Pros: Truman was an ornery old cuss, with quick enough thinking that he was able to bluff his way past an eye exam and enlist in World War I. He was also, and there's no other way to put this, hella-cold-blooded, what with wanting to kill Every German Ever during WWI, and then ending WWII with atomic bombs. To sum up, tough, smart, and cold-blooded. Makes for a solid Arena fighter, no?
Cons: Truman's political success owed a bit too much to powerful friends (read: political operative and Masons), who chose what positions he would run for. He also had a knack for making certain decisions rather impulsively, which as a rule, is not the best thing to do when locked in the Presidential Gladiatorial Arena™.
30th President of the United States
Age during term: 51-56
Arena Experience: Coolidge proved that silent could be deadly when he beat Julia Mansfield from the short-lived '80s sitcom Hail to the Chief with 76.2% of the vote. He probably got strong support from voters who saw Hail to the Chief and wanted to exact revenge.
PROS: Silent Cal was a man of a few words. Instead of flapping his gums with rhetoric, he's probably just thinking of ways to tear his opponents apart with his bare hands. Don't think a guy with no military experience could do that? Coolidge passed the bar without attending law school, so he knows how to get by with little experience.
CONS: The guy who pushed his lassiez-faire agenda — possibly worsening the Great Depression for us — may take that "do nothing" attitude to the Arena, as if the invisible hand of capitalism will help him in the Arena. He also kind of lost his push when he tragically lost his son.

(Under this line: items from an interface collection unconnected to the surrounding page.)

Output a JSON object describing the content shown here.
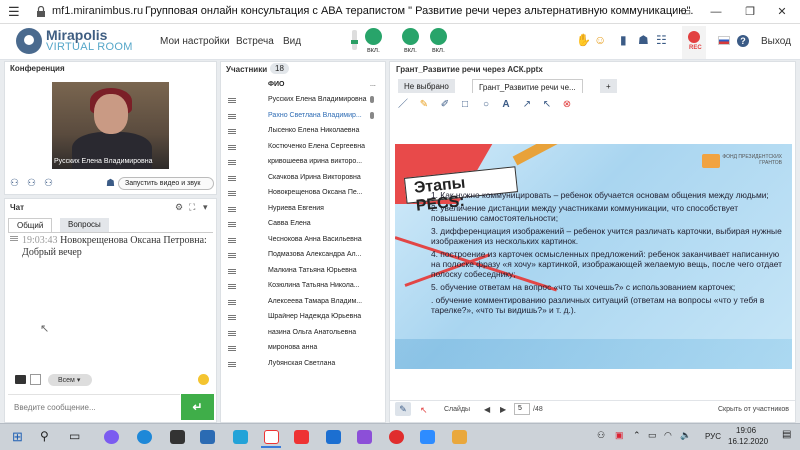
{
  "browser": {
    "url": "mf1.miranimbus.ru",
    "title": "Групповая онлайн консультация с АВА терапистом \" Развитие речи через альтернативную коммуникацию\"."
  },
  "header": {
    "logo_line1": "Mirapolis",
    "logo_line2": "VIRTUAL ROOM",
    "menu": [
      "Мои настройки",
      "Встреча",
      "Вид"
    ],
    "toggles": [
      {
        "icon": "mic-icon",
        "label": "вкл."
      },
      {
        "icon": "camera-icon",
        "label": "вкл."
      },
      {
        "icon": "speaker-icon",
        "label": "вкл."
      }
    ],
    "rec_label": "REC",
    "exit_label": "Выход"
  },
  "conference": {
    "title": "Конференция",
    "video_caption": "Русских Елена Владимировна",
    "start_video_button": "Запустить видео и звук"
  },
  "chat": {
    "title": "Чат",
    "tabs": [
      "Общий",
      "Вопросы"
    ],
    "messages": [
      {
        "time": "19:03:43",
        "author": "Новокрещенова  Оксана Петровна:",
        "text": "Добрый вечер"
      }
    ],
    "recipient": "Всем",
    "input_placeholder": "Введите сообщение..."
  },
  "participants": {
    "title": "Участники",
    "count": "18",
    "column": "ФИО",
    "more": "...",
    "list": [
      "Русских Елена Владимировна",
      "Рахно Светлана  Владимир...",
      "Лысенко Елена  Николаевна",
      "Костюченко  Елена Сергеевна",
      "кривошеева  ирина викторо...",
      "Скачкова  Ирина Викторовна",
      "Новокрещенова  Оксана Пе...",
      "Нуриева Евгения",
      "Савва  Елена",
      "Чеснокова  Анна  Васильевна",
      "Подмазова  Александра Ал...",
      "Малкина Татьяна  Юрьевна",
      "Козюлина  Татьяна Никола...",
      "Алексеева  Тамара  Владим...",
      "Шрайнер Надежда Юрьевна",
      "назина  Ольга Анатольевна",
      "миронова  анна",
      "Лубянская  Светлана"
    ]
  },
  "whiteboard": {
    "title": "Грант_Развитие речи через АСК.pptx",
    "tabs": [
      "Не выбрано",
      "Грант_Развитие речи че...",
      "+"
    ],
    "slide": {
      "heading": "Этапы PECS:",
      "fund": "ФОНД ПРЕЗИДЕНТСКИХ ГРАНТОВ",
      "items": [
        "1. Как нужно коммуницировать – ребенок обучается основам общения между людьми;",
        "2. увеличение дистанции между участниками коммуникации, что способствует повышению самостоятельности;",
        "3. дифференциация изображений – ребенок учится различать карточки, выбирая нужные изображения из нескольких картинок.",
        "4. построение из карточек осмысленных предложений: ребенок заканчивает написанную на полоске фразу «я хочу» картинкой, изображающей желаемую вещь, после чего отдает полоску собеседнику;",
        "5. обучение ответам на вопрос «что ты хочешь?» с использованием карточек;",
        ". обучение комментированию различных ситуаций (ответам на вопросы «что у тебя в тарелке?», «что ты видишь?» и т. д.)."
      ]
    },
    "footer": {
      "slides_label": "Слайды",
      "current_page": "5",
      "total_pages": "/48",
      "hide_label": "Скрыть от участников"
    }
  },
  "taskbar": {
    "time": "19:06",
    "date": "16.12.2020",
    "lang": "РУС"
  },
  "colors": {
    "accent_green": "#28a46a",
    "rec_red": "#e24040",
    "send_green": "#3fae49",
    "brand_blue": "#3f5e82"
  }
}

He may be looking for a reunion in the afterlife.
Doug: I'm going to keep my first round of debate brief, as I believe this argument is, without a doubt, the best argument for anything mankind has ever made for anything. I find it is simple, straight to the point and smart without coming off as too condescending.
Simply put, as the image illustrates, Coolidge pees on Truman.

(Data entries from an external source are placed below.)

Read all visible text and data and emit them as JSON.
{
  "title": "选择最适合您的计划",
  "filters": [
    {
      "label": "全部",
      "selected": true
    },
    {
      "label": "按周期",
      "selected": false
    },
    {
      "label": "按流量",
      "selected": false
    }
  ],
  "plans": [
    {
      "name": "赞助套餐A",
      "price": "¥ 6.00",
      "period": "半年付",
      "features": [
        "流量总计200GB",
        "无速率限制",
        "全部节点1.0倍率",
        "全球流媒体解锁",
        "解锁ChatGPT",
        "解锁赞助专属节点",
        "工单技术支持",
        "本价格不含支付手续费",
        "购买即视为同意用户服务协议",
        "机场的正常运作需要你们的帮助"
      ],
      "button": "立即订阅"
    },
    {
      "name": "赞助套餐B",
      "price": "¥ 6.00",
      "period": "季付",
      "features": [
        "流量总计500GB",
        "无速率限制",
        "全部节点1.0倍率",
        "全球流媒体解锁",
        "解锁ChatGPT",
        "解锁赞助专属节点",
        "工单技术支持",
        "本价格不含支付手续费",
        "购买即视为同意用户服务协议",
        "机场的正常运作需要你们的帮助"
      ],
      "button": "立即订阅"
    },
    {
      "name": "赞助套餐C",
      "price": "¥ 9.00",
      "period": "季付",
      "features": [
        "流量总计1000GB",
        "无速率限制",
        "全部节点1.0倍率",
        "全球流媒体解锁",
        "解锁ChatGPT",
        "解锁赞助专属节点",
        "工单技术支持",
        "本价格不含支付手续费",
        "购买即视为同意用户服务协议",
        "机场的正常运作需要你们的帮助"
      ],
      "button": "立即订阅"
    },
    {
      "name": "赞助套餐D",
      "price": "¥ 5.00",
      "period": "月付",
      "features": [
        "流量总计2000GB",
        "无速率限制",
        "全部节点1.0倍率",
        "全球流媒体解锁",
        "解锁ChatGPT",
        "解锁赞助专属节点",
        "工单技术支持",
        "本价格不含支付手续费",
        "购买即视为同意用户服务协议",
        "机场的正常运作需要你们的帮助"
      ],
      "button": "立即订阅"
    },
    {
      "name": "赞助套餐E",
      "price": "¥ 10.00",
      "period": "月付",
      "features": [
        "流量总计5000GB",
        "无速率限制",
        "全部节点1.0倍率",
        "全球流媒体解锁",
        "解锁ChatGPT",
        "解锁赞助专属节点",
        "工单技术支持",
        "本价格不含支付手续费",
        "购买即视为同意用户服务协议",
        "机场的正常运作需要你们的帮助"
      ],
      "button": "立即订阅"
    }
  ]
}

Tony: Interesting premise. Flawed, but interesting. No, to really get to the meat of this argument, we have to dig into the names themselves. So: Coolidge. Cool Lidge? Is this some sort of endorsement of Philadelphia Phillies relief pitcher Brad Lidge? Dude was hurt this season, and only pitched 19 1/3 innings. I don't see how that's supposed to help Coolidge, at all.
Doug: Yeah, Truman is a true man. And like all true men, he's mortal. His road will end, and Coolidge will see to that. As for Lidge, yeah, I guess he had a crummy year. Too bad he's not the type of player who's known for his comebacks. Oh wait, he has actually won an award for called the National League Comeback Player of the Year in 2008. You know, the same year he threw the final pitch of the World Series. So, I suppose Lidge isn't all that bad of a guy to support when you look at the big picture. And thank you for forcing me to recount the glories of one of my least favorite teams in Major League Baseball.

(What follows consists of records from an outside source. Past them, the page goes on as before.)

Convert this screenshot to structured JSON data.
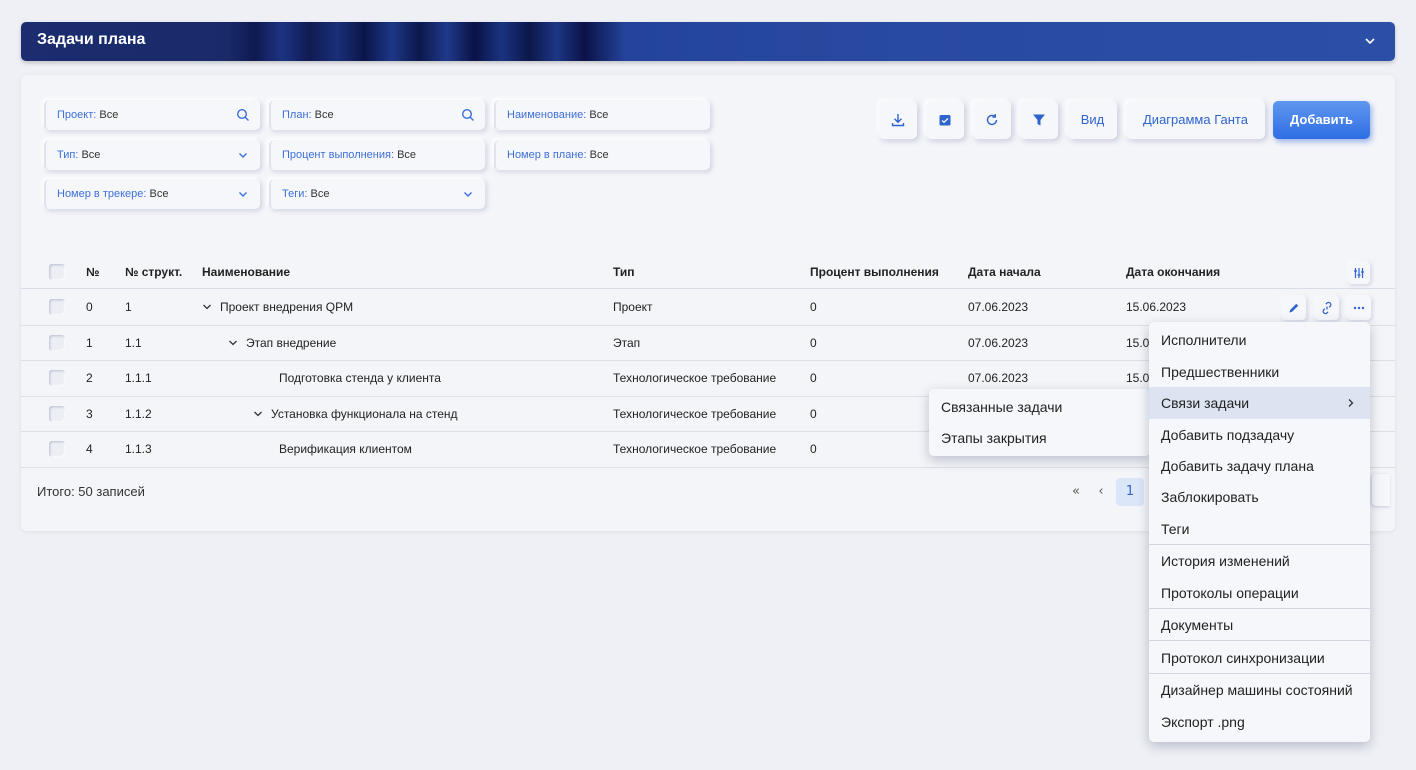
{
  "header": {
    "title": "Задачи плана"
  },
  "filters": [
    {
      "label": "Проект:",
      "value": "Все",
      "icon": "search-icon"
    },
    {
      "label": "План:",
      "value": "Все",
      "icon": "search-icon"
    },
    {
      "label": "Наименование:",
      "value": "Все"
    },
    {
      "label": "Тип:",
      "value": "Все",
      "icon": "chevron-down-icon"
    },
    {
      "label": "Процент выполнения:",
      "value": "Все"
    },
    {
      "label": "Номер в плане:",
      "value": "Все"
    },
    {
      "label": "Номер в трекере:",
      "value": "Все",
      "icon": "chevron-down-icon"
    },
    {
      "label": "Теги:",
      "value": "Все",
      "icon": "chevron-down-icon"
    }
  ],
  "toolbar": {
    "icons": [
      "download-icon",
      "calendar-check-icon",
      "refresh-icon",
      "filter-icon"
    ],
    "view_label": "Вид",
    "gantt_label": "Диаграмма Ганта",
    "add_label": "Добавить",
    "accent": "#2f6ee3"
  },
  "table": {
    "columns": [
      "№",
      "№ структ.",
      "Наименование",
      "Тип",
      "Процент выполнения",
      "Дата начала",
      "Дата окончания"
    ],
    "rows": [
      {
        "num": "0",
        "struct": "1",
        "name": "Проект внедрения QPM",
        "type": "Проект",
        "percent": "0",
        "start": "07.06.2023",
        "end": "15.06.2023"
      },
      {
        "num": "1",
        "struct": "1.1",
        "name": "Этап внедрение",
        "type": "Этап",
        "percent": "0",
        "start": "07.06.2023",
        "end": "15.0"
      },
      {
        "num": "2",
        "struct": "1.1.1",
        "name": "Подготовка стенда у клиента",
        "type": "Технологическое требование",
        "percent": "0",
        "start": "07.06.2023",
        "end": "15.0"
      },
      {
        "num": "3",
        "struct": "1.1.2",
        "name": "Установка функционала на стенд",
        "type": "Технологическое требование",
        "percent": "0",
        "start": "",
        "end": ""
      },
      {
        "num": "4",
        "struct": "1.1.3",
        "name": "Верификация клиентом",
        "type": "Технологическое требование",
        "percent": "0",
        "start": "",
        "end": ""
      }
    ]
  },
  "footer": {
    "total": "Итого: 50 записей",
    "page": "1",
    "first": "«",
    "prev": "‹"
  },
  "context_menu": {
    "items": [
      "Исполнители",
      "Предшественники",
      "Связи задачи",
      "Добавить подзадачу",
      "Добавить задачу плана",
      "Заблокировать",
      "Теги",
      "История изменений",
      "Протоколы операции",
      "Документы",
      "Протокол синхронизации",
      "Дизайнер машины состояний",
      "Экспорт .png"
    ],
    "highlighted": "Связи задачи"
  },
  "submenu": {
    "items": [
      "Связанные задачи",
      "Этапы закрытия"
    ]
  }
}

And Calvin Coolidge's middle name? It's Calvin. He was born John Calvin Coolidge, Jr. He was so into his middle name that he decided to just drop his first name. Coolidge is going to show that the 'S' in Harry S Truman really stands for.
And that is why my argument of showing Coolidge peeing on Truman is not, as you say, flawed.
Tony: I'm not sure playing the "mortal" card helps you, as ol' Cal there is also mortal, and thus open to his mortality being abruptly pierced within the Arena. As for Lidge, it's also good he doesn't have a history of screwing up on big stages, leading to years drifting in the wilderness.
Anyway, about this fight. History shows that the only thing that can stop Truman's rampages is some form of authority figure. If Truman had been in charge during World War I, Germany would probably still be a smoking cinder. Does he have anyone reining him in when he faces Coolidge? Nope. Truman FTW.
You're still on the Brad Lidge thing? I was willing to play along for the sake of being a good sport, but c'mon. Someone reading this could get the impression that you're tying Coolidge's fighting ability to the pitching ability of someone born decades later because you're grasping for straws.
Truman was a blustery windbag who made references about cutting off Dutch kids' hands and feet (which still makes no sense to me). He's a big talker. And yes, I realize this is the man who ordered the dropping of two atomic bombs on civilians, but he doesn't have the bomb or thousands of miles of distance in the Arena like he did in '45.
You know how they say "you have to watch out for the quiet ones"? Coolidge is as quiet as they get. And the 'S' will stand for "slain."
Tony: Lidge, like Coolidge before him, is and was a man destined to fail. Even though each obtained brief moments of glory, such as winning the Presidency or closing out the World Series, their overwhelming legacies are, well, disappointing.
The Chief: Classy as always, boys. It's votin' time! Make sure your voices are heard! Polls close 9am MDT on Friday.